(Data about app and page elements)
**********

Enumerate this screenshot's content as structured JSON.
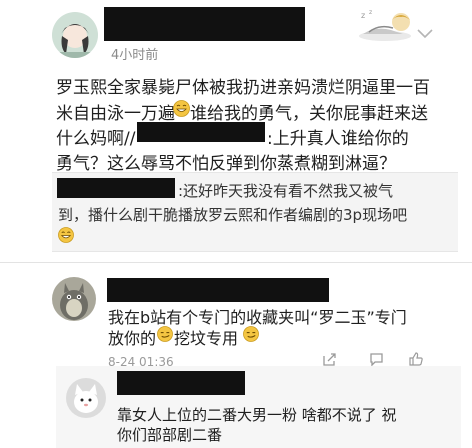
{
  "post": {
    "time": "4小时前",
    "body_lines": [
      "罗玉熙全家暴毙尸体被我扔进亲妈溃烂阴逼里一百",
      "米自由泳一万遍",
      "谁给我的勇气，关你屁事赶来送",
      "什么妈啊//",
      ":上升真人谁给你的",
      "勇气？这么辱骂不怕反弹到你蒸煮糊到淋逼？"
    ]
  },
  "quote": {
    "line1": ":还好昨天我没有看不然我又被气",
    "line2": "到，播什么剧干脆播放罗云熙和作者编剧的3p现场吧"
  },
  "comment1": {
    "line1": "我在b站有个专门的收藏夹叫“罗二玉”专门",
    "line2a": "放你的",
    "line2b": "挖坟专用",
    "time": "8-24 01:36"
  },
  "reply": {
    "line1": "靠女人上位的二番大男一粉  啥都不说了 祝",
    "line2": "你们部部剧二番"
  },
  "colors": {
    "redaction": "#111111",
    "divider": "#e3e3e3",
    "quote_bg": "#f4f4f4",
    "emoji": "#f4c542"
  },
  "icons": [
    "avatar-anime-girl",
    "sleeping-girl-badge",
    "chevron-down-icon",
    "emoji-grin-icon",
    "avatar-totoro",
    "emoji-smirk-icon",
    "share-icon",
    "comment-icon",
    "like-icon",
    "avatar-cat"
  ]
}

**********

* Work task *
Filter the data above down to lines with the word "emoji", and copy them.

* Answer section *
    "emoji": "#f4c542"
    "emoji-grin-icon",
    "emoji-smirk-icon",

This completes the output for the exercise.